Exercise instructions:
Lines in the entries below where the word "Foam" shows up should each be copied.

Excerpts from a dataset

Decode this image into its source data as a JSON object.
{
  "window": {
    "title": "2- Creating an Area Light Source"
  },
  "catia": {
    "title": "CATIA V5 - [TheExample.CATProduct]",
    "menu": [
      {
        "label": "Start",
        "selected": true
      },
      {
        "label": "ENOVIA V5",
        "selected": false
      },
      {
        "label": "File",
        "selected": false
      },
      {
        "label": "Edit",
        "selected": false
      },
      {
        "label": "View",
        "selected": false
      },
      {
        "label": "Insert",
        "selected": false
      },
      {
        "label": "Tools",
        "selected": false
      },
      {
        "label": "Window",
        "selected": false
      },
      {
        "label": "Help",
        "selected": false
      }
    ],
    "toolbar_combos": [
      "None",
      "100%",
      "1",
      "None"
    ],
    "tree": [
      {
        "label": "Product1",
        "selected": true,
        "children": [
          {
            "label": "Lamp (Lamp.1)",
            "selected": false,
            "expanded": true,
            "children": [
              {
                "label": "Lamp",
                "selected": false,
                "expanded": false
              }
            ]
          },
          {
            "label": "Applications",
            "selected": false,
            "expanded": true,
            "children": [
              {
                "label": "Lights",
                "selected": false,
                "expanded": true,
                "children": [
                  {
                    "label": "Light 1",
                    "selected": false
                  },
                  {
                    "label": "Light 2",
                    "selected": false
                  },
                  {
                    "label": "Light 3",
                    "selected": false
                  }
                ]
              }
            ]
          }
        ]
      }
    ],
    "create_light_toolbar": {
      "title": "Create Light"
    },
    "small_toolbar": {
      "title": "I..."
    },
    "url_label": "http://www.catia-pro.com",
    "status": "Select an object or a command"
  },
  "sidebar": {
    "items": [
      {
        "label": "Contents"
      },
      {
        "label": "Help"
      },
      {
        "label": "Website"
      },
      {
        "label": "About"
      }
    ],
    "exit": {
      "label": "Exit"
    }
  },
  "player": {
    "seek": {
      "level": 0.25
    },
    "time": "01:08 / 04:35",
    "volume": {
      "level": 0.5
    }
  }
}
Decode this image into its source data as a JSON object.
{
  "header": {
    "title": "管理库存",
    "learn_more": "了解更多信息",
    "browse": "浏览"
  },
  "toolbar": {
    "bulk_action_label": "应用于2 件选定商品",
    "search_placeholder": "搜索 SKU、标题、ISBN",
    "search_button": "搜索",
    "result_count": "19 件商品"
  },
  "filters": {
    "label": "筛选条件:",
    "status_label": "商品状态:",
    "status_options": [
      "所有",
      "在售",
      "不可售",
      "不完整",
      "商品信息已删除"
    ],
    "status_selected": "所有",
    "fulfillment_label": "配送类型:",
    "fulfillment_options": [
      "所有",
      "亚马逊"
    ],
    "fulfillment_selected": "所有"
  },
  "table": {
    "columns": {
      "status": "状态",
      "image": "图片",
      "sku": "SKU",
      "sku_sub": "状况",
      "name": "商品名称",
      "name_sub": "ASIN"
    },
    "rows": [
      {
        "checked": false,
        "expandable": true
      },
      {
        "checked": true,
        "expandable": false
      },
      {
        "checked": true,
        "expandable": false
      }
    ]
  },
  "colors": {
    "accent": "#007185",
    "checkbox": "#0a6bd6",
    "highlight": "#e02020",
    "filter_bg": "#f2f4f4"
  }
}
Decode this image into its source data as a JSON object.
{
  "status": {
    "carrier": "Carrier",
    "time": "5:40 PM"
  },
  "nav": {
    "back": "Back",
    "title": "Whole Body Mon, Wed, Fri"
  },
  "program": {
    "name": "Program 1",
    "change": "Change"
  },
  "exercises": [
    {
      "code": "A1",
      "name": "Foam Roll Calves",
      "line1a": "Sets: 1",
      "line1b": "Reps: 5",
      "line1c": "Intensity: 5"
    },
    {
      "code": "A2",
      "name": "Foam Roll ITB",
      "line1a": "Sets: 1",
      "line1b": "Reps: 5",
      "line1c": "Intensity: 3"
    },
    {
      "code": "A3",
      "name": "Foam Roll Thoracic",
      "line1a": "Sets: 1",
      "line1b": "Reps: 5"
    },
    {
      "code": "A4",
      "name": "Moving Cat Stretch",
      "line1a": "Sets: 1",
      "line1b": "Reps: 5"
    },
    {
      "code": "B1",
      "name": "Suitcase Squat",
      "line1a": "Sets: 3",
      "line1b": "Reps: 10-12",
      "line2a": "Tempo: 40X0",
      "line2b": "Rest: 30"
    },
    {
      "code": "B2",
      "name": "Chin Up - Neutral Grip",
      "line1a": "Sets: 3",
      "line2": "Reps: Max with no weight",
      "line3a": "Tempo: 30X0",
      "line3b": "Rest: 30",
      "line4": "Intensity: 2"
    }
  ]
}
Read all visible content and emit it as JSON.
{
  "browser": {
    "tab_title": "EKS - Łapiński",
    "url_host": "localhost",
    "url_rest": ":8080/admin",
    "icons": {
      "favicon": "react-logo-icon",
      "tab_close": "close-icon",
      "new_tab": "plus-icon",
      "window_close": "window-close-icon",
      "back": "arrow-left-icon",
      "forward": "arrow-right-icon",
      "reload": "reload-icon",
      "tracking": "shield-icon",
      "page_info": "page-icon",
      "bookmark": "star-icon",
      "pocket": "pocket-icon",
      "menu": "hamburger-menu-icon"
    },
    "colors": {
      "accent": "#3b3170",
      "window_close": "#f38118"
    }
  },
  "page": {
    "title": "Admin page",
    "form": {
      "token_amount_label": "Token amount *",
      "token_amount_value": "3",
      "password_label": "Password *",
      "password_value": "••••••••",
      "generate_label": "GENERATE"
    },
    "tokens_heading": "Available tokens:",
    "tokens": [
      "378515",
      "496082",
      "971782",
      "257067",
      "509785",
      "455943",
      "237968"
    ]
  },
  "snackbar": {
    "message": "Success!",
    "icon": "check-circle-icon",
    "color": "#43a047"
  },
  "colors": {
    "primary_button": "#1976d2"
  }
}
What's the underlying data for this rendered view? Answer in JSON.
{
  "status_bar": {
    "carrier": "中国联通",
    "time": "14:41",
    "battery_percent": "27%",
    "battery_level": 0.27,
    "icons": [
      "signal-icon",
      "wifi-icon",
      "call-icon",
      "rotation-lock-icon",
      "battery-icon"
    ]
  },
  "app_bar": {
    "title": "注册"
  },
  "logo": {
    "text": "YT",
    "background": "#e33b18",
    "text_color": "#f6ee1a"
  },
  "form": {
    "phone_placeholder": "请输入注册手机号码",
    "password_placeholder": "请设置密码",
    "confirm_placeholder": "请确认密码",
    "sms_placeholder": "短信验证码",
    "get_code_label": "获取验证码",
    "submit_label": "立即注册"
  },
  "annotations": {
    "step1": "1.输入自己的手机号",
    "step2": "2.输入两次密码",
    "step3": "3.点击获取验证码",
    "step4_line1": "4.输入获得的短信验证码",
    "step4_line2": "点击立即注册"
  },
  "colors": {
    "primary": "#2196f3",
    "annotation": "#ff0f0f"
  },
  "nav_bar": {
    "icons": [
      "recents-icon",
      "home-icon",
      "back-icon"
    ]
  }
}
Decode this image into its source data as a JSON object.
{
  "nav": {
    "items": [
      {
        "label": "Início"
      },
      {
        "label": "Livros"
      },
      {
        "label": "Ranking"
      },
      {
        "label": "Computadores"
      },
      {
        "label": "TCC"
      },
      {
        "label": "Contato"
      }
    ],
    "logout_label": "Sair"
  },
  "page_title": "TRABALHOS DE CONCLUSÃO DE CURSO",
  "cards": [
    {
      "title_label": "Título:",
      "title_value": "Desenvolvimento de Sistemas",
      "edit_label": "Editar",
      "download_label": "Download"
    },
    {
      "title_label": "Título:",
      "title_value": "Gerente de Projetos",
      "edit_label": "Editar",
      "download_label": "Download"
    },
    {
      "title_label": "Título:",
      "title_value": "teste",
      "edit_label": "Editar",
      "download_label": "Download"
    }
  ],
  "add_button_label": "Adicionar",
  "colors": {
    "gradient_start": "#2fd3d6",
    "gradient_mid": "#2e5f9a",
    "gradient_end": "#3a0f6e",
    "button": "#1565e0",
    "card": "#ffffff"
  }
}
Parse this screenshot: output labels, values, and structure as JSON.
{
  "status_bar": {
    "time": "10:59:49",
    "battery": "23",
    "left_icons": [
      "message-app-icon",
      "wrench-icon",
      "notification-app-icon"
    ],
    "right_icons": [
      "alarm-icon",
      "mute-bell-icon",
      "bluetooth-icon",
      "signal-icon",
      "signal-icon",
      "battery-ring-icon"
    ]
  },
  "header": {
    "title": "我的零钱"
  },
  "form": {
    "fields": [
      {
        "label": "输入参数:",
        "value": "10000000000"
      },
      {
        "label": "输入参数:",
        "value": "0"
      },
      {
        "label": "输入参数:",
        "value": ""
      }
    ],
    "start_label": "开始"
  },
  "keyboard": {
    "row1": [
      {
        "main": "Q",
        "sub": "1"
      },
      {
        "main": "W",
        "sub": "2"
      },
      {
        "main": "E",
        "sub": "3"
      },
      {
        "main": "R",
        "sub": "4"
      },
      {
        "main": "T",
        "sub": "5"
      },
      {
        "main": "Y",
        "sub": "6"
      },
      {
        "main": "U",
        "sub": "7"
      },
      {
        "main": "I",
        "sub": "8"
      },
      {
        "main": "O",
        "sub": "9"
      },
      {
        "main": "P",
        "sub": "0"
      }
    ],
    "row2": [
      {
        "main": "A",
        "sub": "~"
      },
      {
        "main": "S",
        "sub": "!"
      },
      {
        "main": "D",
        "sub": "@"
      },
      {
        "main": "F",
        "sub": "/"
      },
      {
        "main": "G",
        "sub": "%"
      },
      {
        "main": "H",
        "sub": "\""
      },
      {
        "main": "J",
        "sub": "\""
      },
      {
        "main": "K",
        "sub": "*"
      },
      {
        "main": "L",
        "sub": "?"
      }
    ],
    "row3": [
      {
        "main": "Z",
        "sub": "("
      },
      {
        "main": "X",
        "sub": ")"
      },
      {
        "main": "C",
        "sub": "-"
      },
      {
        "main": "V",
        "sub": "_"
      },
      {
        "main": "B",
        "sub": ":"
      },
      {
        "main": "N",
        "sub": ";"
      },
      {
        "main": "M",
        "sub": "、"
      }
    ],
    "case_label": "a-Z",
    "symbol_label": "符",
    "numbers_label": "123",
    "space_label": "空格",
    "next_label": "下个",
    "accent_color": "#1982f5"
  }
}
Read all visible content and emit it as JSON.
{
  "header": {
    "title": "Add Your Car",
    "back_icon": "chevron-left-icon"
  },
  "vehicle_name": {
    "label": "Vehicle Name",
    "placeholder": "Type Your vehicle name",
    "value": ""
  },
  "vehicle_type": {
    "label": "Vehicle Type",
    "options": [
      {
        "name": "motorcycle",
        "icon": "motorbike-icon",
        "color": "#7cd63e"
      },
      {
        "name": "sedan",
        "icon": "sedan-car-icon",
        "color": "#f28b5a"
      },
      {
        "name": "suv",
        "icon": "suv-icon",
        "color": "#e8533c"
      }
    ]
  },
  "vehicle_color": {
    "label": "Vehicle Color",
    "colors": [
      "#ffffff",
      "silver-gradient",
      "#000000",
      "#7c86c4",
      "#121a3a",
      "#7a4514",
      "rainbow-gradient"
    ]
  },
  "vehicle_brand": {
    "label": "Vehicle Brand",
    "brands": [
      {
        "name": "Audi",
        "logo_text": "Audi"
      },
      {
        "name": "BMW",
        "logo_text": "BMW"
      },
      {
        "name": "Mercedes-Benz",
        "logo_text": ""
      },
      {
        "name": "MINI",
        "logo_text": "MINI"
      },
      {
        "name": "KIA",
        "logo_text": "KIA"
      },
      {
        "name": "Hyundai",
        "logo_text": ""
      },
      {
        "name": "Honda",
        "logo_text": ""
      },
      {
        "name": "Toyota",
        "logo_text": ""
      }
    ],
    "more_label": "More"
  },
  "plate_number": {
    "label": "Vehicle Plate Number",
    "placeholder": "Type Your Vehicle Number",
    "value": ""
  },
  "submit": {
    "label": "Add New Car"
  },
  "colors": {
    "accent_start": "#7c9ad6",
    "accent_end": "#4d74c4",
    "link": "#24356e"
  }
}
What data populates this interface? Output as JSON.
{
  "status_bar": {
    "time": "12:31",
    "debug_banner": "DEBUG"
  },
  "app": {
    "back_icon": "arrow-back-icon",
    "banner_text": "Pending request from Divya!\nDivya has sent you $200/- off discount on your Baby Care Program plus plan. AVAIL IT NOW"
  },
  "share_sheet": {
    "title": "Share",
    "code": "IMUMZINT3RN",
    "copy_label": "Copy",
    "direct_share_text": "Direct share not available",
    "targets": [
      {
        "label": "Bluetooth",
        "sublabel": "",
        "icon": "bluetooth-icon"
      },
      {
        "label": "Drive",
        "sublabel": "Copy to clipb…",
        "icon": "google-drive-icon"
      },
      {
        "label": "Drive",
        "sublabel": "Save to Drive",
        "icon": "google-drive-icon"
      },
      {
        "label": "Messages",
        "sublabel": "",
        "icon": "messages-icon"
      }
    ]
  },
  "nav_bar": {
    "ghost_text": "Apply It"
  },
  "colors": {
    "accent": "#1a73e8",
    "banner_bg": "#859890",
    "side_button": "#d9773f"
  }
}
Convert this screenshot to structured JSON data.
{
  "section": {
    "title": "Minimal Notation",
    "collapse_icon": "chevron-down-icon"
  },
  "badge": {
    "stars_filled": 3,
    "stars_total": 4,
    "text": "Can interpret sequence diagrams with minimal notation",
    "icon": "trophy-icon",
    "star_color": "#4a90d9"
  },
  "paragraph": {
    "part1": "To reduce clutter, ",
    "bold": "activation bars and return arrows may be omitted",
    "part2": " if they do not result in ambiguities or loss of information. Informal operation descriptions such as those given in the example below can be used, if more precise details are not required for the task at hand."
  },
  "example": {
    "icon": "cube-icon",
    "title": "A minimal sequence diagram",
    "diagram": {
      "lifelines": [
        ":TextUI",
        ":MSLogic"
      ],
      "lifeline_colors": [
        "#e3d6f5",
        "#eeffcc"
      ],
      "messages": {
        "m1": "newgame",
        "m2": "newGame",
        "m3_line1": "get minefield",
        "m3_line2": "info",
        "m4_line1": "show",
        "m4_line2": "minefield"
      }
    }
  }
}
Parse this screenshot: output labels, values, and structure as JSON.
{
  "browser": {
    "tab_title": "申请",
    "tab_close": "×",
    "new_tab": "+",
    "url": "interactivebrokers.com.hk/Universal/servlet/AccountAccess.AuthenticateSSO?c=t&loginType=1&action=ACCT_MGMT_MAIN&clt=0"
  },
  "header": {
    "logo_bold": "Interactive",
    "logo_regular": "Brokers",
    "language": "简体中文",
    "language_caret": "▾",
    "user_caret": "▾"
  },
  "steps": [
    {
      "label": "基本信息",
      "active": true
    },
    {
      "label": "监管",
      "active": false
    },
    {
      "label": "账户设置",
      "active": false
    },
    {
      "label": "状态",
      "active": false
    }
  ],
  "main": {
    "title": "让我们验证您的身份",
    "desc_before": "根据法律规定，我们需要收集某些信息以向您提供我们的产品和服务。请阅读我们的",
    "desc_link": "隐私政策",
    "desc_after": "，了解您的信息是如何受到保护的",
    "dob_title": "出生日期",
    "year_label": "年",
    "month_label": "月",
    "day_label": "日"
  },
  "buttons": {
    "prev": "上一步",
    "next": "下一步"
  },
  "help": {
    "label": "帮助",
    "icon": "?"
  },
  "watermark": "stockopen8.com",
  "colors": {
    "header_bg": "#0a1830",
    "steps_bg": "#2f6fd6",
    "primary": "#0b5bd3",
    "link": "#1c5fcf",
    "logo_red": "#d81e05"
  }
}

Completed task:
      "name": "Foam Roll Calves",
      "name": "Foam Roll ITB",
      "name": "Foam Roll Thoracic",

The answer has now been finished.